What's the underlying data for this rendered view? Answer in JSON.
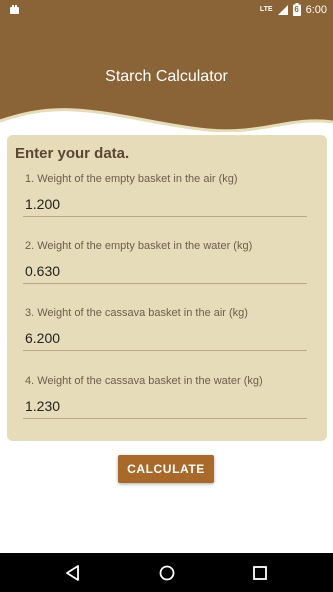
{
  "status_bar": {
    "network": "LTE",
    "battery": "6",
    "time": "6:00"
  },
  "header": {
    "title": "Starch Calculator"
  },
  "form": {
    "title": "Enter your data.",
    "fields": [
      {
        "label": "1. Weight of the empty basket in the air (kg)",
        "value": "1.200"
      },
      {
        "label": "2. Weight of the empty basket in the water (kg)",
        "value": "0.630"
      },
      {
        "label": "3. Weight of the cassava basket in the air (kg)",
        "value": "6.200"
      },
      {
        "label": "4. Weight of the cassava basket in the water (kg)",
        "value": "1.230"
      }
    ],
    "button_label": "CALCULATE"
  },
  "colors": {
    "primary": "#8a6437",
    "card": "#e6dcb9",
    "button": "#a8692a"
  },
  "icons": {
    "status_left": "notification-icon",
    "signal": "signal-icon",
    "battery": "battery-icon",
    "back": "back-icon",
    "home": "home-icon",
    "recents": "recents-icon"
  }
}
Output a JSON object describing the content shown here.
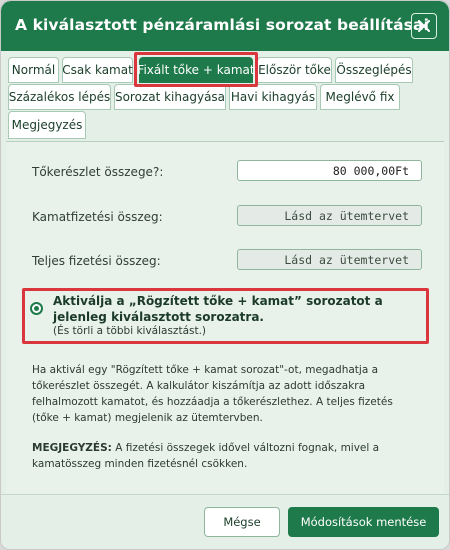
{
  "dialog": {
    "title": "A kiválasztott pénzáramlási sorozat beállításai",
    "close_icon": "close-icon"
  },
  "tabs": [
    {
      "label": "Normál",
      "active": false
    },
    {
      "label": "Csak kamat",
      "active": false
    },
    {
      "label": "Fixált tőke + kamat",
      "active": true
    },
    {
      "label": "Először tőke",
      "active": false
    },
    {
      "label": "Összeglépés",
      "active": false
    },
    {
      "label": "Százalékos lépés",
      "active": false
    },
    {
      "label": "Sorozat kihagyása",
      "active": false
    },
    {
      "label": "Havi kihagyás",
      "active": false
    },
    {
      "label": "Meglévő fix",
      "active": false
    },
    {
      "label": "Megjegyzés",
      "active": false
    }
  ],
  "form": {
    "principal_label": "Tőkerészlet összege?:",
    "principal_value": "80 000,00Ft",
    "interest_label": "Kamatfizetési összeg:",
    "interest_value": "Lásd az ütemtervet",
    "total_label": "Teljes fizetési összeg:",
    "total_value": "Lásd az ütemtervet"
  },
  "option": {
    "title": "Aktiválja a „Rögzített tőke + kamat” sorozatot a jelenleg kiválasztott sorozatra.",
    "subtitle": "(És törli a többi kiválasztást.)",
    "selected": true
  },
  "info_text": "Ha aktivál egy \"Rögzített tőke + kamat sorozat\"-ot, megadhatja a tőkerészlet összegét. A kalkulátor kiszámítja az adott időszakra felhalmozott kamatot, és hozzáadja a tőkerészlethez. A teljes fizetés (tőke + kamat) megjelenik az ütemtervben.",
  "note": {
    "label": "MEGJEGYZÉS:",
    "text": " A fizetési összegek idővel változni fognak, mivel a kamatösszeg minden fizetésnél csökken."
  },
  "buttons": {
    "cancel": "Mégse",
    "save": "Módosítások mentése"
  },
  "colors": {
    "primary": "#1e7a4b",
    "highlight": "#d9363e",
    "panel_bg": "#e3efe7"
  }
}
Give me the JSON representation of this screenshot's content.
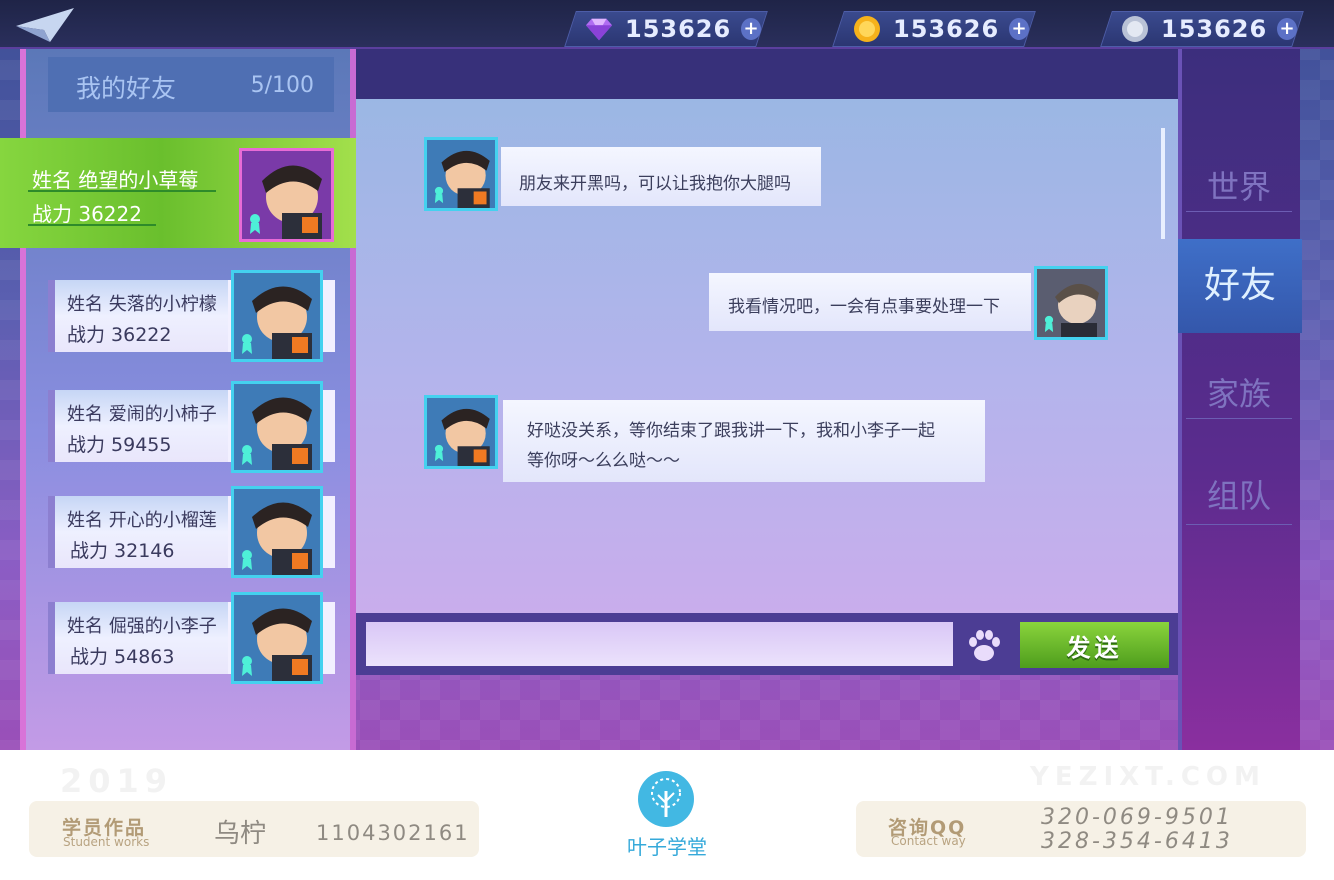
{
  "topbar": {
    "currencies": [
      {
        "icon": "diamond-icon",
        "value": "153626",
        "plus": "+"
      },
      {
        "icon": "gold-coin-icon",
        "value": "153626",
        "plus": "+"
      },
      {
        "icon": "silver-coin-icon",
        "value": "153626",
        "plus": "+"
      }
    ]
  },
  "friends": {
    "title": "我的好友",
    "count": "5/100",
    "selected": {
      "name_line": "姓名  绝望的小草莓",
      "power_line": "战力  36222"
    },
    "items": [
      {
        "name_line": "姓名  失落的小柠檬",
        "power_line": "战力  36222"
      },
      {
        "name_line": "姓名  爱闹的小柿子",
        "power_line": "战力  59455"
      },
      {
        "name_line": "姓名  开心的小榴莲",
        "power_line": "战力  32146"
      },
      {
        "name_line": "姓名  倔强的小李子",
        "power_line": "战力  54863"
      }
    ]
  },
  "chat": {
    "messages": [
      {
        "side": "left",
        "text": "朋友来开黑吗，可以让我抱你大腿吗"
      },
      {
        "side": "right",
        "text": "我看情况吧，一会有点事要处理一下"
      },
      {
        "side": "left",
        "line1": "好哒没关系，等你结束了跟我讲一下，我和小李子一起",
        "line2": "等你呀～么么哒～～"
      }
    ],
    "input_value": "",
    "send_label": "发送"
  },
  "tabs": {
    "world": "世界",
    "friends": "好友",
    "family": "家族",
    "team": "组队"
  },
  "footer": {
    "watermark_year": "2019",
    "watermark_site": "YEZIXT.COM",
    "works_label": "学员作品",
    "works_label_en": "Student works",
    "student_name": "乌柠",
    "student_id": "1104302161",
    "logo_text": "叶子学堂",
    "qq_label": "咨询QQ",
    "qq_label_en": "Contact way",
    "qq_1": "320-069-9501",
    "qq_2": "328-354-6413"
  },
  "colors": {
    "accent_green": "#7cc934",
    "accent_blue": "#3f6fc8",
    "panel_purple": "#4c3d94"
  }
}
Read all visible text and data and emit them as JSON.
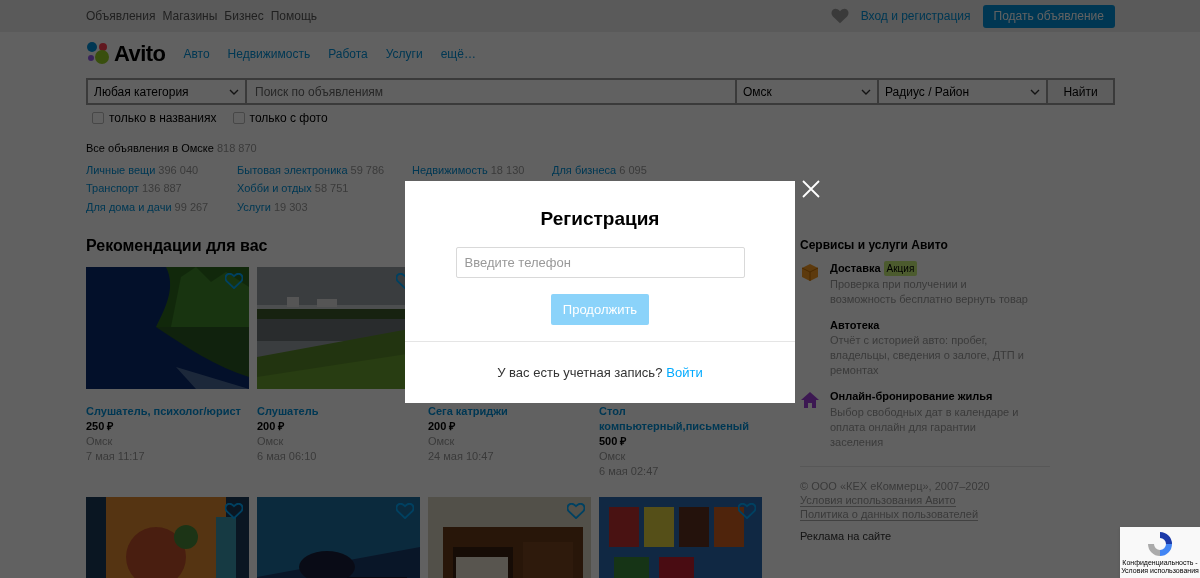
{
  "top_nav": {
    "links": [
      "Объявления",
      "Магазины",
      "Бизнес",
      "Помощь"
    ],
    "login": "Вход и регистрация",
    "post_button": "Подать объявление"
  },
  "header": {
    "logo": "Avito",
    "links": [
      "Авто",
      "Недвижимость",
      "Работа",
      "Услуги",
      "ещё…"
    ]
  },
  "search": {
    "category": "Любая категория",
    "placeholder": "Поиск по объявлениям",
    "city": "Омск",
    "radius": "Радиус / Район",
    "button": "Найти",
    "filters": [
      {
        "label": "только в названиях",
        "checked": false
      },
      {
        "label": "только с фото",
        "checked": false
      }
    ]
  },
  "categories": {
    "title": "Все объявления в Омске",
    "count": "818 870",
    "columns": [
      [
        {
          "name": "Личные вещи",
          "count": "396 040"
        },
        {
          "name": "Транспорт",
          "count": "136 887"
        },
        {
          "name": "Для дома и дачи",
          "count": "99 267"
        }
      ],
      [
        {
          "name": "Бытовая электроника",
          "count": "59 786"
        },
        {
          "name": "Хобби и отдых",
          "count": "58 751"
        },
        {
          "name": "Услуги",
          "count": "19 303"
        }
      ],
      [
        {
          "name": "Недвижимость",
          "count": "18 130"
        }
      ],
      [
        {
          "name": "Для бизнеса",
          "count": "6 095"
        }
      ]
    ]
  },
  "recommendations": {
    "title": "Рекомендации для вас",
    "cards": [
      {
        "title": "Слушатель, психолог/юрист",
        "price": "250 ₽",
        "city": "Омск",
        "date": "7 мая 11:17"
      },
      {
        "title": "Слушатель",
        "price": "200 ₽",
        "city": "Омск",
        "date": "6 мая 06:10"
      },
      {
        "title": "Сега катриджи",
        "price": "200 ₽",
        "city": "Омск",
        "date": "24 мая 10:47"
      },
      {
        "title": "Стол компьютерный,письменый",
        "price": "500 ₽",
        "city": "Омск",
        "date": "6 мая 02:47"
      }
    ]
  },
  "services": {
    "title": "Сервисы и услуги Авито",
    "items": [
      {
        "title": "Доставка",
        "badge": "Акция",
        "text": "Проверка при получении и возможность бесплатно вернуть товар",
        "kind": "box"
      },
      {
        "title": "Автотека",
        "text": "Отчёт с историей авто: пробег, владельцы, сведения о залоге, ДТП и ремонтах"
      },
      {
        "title": "Онлайн-бронирование жилья",
        "text": "Выбор свободных дат в календаре и оплата онлайн для гарантии заселения",
        "kind": "house"
      }
    ]
  },
  "footer": {
    "copyright": "© ООО «КЕХ еКоммерц», 2007–2020",
    "links": [
      "Условия использования Авито",
      "Политика о данных пользователей"
    ],
    "ad": "Реклама на сайте"
  },
  "modal": {
    "title": "Регистрация",
    "phone_placeholder": "Введите телефон",
    "continue_button": "Продолжить",
    "continue_disabled": true,
    "footer_text": "У вас есть учетная запись?",
    "login_link": "Войти"
  },
  "recaptcha": {
    "text": "Конфиденциальность - Условия использования"
  }
}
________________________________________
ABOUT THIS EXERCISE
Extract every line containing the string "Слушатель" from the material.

RESPONSE BELOW
        "title": "Слушатель, психолог/юрист",
        "title": "Слушатель",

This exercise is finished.